__What the exercise asks__
When a line in the listing below contains the word "карта", return a copy of that line.
START Data for the task
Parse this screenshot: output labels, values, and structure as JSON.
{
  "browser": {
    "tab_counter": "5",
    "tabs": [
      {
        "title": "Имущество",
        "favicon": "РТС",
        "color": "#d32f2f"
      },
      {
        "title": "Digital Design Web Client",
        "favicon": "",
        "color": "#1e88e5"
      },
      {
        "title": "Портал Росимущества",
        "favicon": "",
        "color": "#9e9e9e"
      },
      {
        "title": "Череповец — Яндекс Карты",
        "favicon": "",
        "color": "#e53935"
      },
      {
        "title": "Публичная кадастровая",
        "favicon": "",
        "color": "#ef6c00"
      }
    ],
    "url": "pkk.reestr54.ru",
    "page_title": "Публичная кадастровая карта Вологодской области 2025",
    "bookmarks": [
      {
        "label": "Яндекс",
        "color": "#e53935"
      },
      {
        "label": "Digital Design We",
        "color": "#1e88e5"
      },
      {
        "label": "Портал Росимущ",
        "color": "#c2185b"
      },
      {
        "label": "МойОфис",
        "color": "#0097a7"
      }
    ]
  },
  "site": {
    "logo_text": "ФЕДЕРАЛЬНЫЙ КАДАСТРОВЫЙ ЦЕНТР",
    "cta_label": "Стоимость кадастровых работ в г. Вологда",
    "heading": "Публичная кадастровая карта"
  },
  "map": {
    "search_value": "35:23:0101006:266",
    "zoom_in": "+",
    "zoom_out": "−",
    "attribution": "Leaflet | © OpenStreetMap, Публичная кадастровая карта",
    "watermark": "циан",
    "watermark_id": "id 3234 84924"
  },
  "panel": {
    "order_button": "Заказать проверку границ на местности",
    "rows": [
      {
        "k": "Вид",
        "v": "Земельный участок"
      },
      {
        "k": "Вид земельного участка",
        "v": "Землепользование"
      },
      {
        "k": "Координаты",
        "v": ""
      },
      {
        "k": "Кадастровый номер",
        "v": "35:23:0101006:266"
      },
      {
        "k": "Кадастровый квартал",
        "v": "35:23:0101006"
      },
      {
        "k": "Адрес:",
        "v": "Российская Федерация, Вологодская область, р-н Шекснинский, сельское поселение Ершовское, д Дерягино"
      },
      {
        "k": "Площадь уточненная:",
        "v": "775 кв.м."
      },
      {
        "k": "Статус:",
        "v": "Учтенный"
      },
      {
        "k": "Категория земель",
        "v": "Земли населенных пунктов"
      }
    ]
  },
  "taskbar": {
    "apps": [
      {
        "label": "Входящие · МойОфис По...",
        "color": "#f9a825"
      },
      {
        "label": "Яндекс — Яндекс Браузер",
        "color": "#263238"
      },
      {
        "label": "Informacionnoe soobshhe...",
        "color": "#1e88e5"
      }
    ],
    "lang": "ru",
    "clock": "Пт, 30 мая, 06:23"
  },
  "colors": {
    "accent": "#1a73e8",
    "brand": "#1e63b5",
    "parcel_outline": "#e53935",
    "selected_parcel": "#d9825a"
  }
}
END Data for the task
__Response area__
    "page_title": "Публичная кадастровая карта Вологодской области 2025",
    "heading": "Публичная кадастровая карта"
    "attribution": "Leaflet | © OpenStreetMap, Публичная кадастровая карта",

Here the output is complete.